Problem Solving Test Practice
Because problem solving is associated with creativity, logic, and reasoning ability, it can be evaluated through employment aptitude tests. One cognitive aptitude test that employers often use to evaluate problem solving skills is the Criteria Cognitive Aptitude Test (CCAT), a pre-employment aptitude test that measures an individual's aptitude, or ability to solve problems, digest and apply information, learn new skills, and think critically.
The test assesses problem solving ability through math, verbal, and spatial reasoning questions.
When you have completed the practice exam, a green submit button will appear. You can skip questions if you would like and come back to them later with the yellow "Go To First Skipped Question" button.
When you have completed the practice exam, a green submit button will appear.

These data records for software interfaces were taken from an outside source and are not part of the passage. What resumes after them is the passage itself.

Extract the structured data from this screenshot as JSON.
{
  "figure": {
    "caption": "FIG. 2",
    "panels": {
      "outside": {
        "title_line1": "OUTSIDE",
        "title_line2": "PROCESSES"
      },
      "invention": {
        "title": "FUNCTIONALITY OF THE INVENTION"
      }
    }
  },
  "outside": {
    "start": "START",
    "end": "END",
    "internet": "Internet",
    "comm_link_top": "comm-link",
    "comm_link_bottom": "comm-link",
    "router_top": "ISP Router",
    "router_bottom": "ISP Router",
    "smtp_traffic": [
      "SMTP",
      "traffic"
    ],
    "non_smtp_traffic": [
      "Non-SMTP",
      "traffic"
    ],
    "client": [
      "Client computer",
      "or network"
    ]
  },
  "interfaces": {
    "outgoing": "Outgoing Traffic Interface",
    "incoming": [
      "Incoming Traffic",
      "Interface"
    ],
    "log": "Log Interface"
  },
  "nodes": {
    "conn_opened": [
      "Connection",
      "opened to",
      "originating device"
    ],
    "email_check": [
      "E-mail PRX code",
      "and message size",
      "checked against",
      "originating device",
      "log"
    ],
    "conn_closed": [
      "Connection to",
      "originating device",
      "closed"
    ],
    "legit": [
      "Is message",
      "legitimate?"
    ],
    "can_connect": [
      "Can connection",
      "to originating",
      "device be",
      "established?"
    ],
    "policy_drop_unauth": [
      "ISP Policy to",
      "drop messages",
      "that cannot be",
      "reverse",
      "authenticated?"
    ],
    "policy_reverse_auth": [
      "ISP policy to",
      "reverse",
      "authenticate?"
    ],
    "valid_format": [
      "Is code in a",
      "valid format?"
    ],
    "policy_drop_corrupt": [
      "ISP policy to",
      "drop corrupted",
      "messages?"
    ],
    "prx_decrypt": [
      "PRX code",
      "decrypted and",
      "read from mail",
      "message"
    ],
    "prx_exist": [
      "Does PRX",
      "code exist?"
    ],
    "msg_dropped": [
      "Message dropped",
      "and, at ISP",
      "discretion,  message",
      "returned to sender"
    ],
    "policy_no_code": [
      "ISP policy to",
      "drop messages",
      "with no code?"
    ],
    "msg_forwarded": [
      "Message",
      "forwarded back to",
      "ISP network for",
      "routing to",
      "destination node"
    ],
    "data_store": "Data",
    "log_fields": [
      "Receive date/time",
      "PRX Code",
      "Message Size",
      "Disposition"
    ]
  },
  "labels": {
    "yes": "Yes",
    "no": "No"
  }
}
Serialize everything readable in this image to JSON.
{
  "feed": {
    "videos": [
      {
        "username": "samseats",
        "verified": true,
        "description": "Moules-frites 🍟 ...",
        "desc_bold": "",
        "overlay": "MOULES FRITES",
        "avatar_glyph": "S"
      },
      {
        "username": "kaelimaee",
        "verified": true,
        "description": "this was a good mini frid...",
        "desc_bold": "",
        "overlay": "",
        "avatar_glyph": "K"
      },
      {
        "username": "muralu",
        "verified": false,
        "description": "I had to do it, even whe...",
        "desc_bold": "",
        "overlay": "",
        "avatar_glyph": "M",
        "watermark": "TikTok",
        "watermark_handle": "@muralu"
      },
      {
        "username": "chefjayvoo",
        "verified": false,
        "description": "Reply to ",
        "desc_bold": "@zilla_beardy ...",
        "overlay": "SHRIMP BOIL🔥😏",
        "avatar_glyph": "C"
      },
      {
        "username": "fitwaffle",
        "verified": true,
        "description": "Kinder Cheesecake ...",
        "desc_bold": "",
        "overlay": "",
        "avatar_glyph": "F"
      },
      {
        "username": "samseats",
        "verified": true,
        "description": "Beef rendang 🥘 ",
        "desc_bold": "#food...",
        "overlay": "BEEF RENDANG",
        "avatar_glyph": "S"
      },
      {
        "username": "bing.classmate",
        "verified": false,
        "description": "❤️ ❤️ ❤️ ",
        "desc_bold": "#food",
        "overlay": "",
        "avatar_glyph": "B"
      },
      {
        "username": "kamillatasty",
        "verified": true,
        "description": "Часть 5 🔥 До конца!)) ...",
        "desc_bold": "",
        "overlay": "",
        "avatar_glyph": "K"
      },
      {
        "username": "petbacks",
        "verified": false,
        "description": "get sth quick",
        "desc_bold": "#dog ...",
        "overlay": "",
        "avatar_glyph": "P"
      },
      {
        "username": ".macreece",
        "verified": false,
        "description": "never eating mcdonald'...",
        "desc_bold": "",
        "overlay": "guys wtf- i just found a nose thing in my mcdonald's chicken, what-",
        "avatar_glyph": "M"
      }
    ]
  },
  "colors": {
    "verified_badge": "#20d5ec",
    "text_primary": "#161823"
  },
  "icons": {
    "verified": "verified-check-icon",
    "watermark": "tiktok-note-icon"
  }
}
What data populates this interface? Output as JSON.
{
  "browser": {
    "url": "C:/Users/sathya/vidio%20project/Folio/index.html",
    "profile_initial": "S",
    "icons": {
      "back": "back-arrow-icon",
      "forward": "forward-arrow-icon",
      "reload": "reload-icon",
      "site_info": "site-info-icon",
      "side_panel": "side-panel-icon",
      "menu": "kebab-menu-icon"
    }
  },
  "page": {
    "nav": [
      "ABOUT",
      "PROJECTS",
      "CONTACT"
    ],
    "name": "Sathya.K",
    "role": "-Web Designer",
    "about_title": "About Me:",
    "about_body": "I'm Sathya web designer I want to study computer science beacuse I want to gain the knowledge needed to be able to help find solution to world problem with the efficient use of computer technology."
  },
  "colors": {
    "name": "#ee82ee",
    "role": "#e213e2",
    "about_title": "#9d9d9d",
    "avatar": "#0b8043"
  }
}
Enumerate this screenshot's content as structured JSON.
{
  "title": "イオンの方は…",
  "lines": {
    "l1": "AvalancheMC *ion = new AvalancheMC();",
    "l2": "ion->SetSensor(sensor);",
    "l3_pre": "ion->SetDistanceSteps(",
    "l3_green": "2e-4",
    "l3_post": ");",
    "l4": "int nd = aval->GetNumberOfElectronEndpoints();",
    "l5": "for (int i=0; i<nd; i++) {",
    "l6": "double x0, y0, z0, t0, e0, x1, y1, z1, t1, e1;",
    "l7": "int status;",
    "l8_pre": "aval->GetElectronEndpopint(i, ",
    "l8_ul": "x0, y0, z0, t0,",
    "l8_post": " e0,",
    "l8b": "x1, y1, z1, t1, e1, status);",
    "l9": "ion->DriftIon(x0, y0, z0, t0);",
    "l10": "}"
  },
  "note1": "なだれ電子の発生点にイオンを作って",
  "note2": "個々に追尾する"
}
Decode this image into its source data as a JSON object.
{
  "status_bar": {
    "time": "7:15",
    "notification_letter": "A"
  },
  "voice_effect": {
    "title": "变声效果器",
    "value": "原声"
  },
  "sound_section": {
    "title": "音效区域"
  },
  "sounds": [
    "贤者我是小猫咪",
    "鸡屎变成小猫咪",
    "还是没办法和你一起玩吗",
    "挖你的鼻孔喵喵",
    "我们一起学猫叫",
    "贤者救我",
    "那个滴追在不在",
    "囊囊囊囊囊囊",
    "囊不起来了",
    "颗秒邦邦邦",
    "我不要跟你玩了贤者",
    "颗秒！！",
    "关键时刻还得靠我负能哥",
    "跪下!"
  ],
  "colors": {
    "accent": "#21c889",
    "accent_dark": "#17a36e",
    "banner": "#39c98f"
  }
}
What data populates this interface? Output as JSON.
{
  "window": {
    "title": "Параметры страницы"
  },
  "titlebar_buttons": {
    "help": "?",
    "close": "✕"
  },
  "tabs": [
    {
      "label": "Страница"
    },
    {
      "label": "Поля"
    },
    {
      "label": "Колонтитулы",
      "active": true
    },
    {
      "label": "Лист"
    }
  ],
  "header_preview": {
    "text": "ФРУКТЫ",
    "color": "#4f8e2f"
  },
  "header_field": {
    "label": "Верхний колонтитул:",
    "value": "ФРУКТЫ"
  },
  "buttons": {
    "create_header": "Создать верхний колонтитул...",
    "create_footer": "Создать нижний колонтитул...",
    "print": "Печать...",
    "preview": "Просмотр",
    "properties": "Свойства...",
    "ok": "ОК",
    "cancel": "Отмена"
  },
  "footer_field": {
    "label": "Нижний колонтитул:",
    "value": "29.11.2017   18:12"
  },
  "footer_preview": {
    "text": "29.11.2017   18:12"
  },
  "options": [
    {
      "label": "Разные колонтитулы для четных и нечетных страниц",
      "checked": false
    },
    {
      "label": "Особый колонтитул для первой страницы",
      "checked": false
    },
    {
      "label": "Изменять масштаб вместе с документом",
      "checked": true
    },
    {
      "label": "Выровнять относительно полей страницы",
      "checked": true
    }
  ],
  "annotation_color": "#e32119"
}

Similarly experiencing time limits, the test layout and the overall test experience can help ease worries and anxieties about the test by familiarising yourself with them.
It goes without saying that a candidate that has undertaken a logical reasoning test numerous times and seen their prior mistakes, and learned from them will be less nervous than a first time test candidate.
Practising logical reasoning tests is an ideal method of preparation as it allows you to learn from your mistakes, improving performance with every practice trial.
This Creative Problem-solving Test was developed to evaluate whether your attitude towards problem-solving and the manner in which you approach a problem are conducive to creative thinking.
This test is made up of two types of questions: scenarios and self-assessment.
Another aptitude test, the Minicog Rapid Assessment Battery (MRAB), is a series of nine short tests that measure a person's "information processing" functions.
Funded by NASA to evaluate the cognitive functions of astronauts, the MRAB administers a fast-paced battery of different problems or tasks for the test-taker to solve.
These tests will evaluate and measure a candidates ability to make logical arguments and draw sound conclusions based on provided data, as well as identify flaws in a piece of information.